What is Fashion?

I love fashion. I especially love tailored suiting. There’s something special about a suit that’s all your own.

I recently saw these two photos. Notice the tucked tie. Neat! (Credit to The Sartorialist and The Sartorially Inclined.)

So what? Nothing really, except this: My first thought of “too much of a pose” has now turned to “hmm, I might actually like this.”

Fashion is fluid. It changes as you change. I wouldn’t have taken to this look but it’s growing on me. What does that say about me?

My favorite jacket is a toirtoise green, Costume National leather biker jacket.
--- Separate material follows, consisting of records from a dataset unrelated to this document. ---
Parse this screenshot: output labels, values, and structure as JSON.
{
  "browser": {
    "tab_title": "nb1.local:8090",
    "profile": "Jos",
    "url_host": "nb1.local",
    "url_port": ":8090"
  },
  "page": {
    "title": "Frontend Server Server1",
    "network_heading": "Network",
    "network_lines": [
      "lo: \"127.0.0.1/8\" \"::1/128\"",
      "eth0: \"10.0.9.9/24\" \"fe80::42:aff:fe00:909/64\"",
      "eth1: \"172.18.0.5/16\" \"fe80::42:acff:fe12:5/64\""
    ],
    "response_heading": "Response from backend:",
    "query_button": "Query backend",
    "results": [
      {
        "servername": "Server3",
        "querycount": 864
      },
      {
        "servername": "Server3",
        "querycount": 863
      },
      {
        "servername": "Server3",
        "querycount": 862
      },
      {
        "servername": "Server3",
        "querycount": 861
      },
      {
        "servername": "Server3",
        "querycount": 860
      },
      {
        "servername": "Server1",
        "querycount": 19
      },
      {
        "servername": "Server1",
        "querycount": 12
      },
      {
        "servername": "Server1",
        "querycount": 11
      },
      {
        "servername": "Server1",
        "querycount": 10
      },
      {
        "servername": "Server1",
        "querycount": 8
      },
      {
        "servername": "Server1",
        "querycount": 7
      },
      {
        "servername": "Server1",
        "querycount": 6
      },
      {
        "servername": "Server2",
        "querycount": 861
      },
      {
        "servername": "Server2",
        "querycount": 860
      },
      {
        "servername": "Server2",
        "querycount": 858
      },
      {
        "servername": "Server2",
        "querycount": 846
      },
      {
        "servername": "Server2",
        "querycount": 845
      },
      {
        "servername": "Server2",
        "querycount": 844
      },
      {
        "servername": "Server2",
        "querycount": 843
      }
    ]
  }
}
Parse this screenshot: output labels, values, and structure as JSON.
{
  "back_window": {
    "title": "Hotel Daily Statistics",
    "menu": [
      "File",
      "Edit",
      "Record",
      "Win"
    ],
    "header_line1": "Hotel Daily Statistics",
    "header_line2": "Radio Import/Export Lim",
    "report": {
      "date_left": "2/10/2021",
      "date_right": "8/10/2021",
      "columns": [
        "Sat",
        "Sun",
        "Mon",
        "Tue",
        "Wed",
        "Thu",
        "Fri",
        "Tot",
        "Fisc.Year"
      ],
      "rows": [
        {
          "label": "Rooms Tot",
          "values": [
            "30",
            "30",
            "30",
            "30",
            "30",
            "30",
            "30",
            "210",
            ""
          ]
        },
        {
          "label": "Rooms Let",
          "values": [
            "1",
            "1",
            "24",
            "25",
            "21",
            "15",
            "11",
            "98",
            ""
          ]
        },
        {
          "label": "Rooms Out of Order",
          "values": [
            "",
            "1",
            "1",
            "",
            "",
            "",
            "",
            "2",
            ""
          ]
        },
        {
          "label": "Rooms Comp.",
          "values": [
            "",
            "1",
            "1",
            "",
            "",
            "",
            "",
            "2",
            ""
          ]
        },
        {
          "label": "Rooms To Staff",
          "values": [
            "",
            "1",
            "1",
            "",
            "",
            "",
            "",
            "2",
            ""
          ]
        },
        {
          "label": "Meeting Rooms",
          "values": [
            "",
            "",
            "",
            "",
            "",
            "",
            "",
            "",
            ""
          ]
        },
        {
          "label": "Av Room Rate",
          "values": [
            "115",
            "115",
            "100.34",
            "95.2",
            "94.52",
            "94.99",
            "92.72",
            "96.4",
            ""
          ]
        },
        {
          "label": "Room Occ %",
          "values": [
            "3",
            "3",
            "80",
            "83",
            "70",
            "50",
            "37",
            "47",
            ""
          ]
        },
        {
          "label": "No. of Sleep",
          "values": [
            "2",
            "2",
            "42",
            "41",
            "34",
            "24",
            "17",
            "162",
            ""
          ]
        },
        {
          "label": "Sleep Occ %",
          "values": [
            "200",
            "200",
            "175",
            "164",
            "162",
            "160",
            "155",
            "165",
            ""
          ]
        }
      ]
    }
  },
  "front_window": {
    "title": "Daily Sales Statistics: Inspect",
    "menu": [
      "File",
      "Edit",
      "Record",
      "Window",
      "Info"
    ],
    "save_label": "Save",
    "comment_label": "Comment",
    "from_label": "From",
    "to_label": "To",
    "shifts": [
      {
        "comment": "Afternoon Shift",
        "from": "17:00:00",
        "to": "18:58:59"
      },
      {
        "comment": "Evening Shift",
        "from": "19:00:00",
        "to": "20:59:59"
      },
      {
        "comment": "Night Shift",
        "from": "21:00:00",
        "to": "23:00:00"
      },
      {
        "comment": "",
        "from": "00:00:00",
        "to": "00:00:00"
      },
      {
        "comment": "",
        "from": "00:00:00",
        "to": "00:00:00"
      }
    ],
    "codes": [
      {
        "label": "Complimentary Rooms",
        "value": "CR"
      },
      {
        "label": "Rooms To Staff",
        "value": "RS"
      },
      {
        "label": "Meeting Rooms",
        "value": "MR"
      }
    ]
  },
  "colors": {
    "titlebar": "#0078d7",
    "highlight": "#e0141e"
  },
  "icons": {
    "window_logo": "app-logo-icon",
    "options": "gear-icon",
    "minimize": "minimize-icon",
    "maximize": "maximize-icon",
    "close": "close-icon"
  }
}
But I didn’t wear it for a full year after I bought it. Why? Because I actually thought it was “too cool” for me. I couldn’t genuinely wear it, so I never did. But I love it now. Its only when I appropriately saw it as something that spoke to me at a real level that I took to it. Like the jacket, the tucked tie is in that early stage.

“Real level?” Sounds like horseshit, right? Fashion is surface. Fashion is superficial. Right?

Something changed in me the moment I put on a suit for the first time in my life. It made me feel powerful. It made me feel important. It made me feel good about myself. But most importantly, it made me feel something. And that something was emotional.

I never knew before then that clothing could do that. That clothing, at a certain level, could create an emotional experience. And if you haven’t had that experience with clothing, it’s hard to see the emotional landscape that exists beneath the surface, and therefore to appreciate it.

But that landscape exists all around us. That shirt you wore when you were 15 that represents all that was true and dramatic the summer you wore it and how it all comes back to you when you put it on again. How choosing what you wear every morning is a form of self-expression. How the handmade dress your mom gave you creates a link back to her past. Or the silk scarf your dad always wore that you wear now–the dad that’s not here in this world anymore.

Yes, yes, you don’t need fashion and clothing and all these things in the way you need air or water or your friends and family. This is true. But as I see it, you are born and then you die, and if you’re lucky, you can say during the time in-between, Hey I felt something that time and it spoke to me. I believe there’s value in human experience, and in that experience alone.

I hope one day to meld my interests in technology and fashion. I’d love to give others the chance to feel those things, too.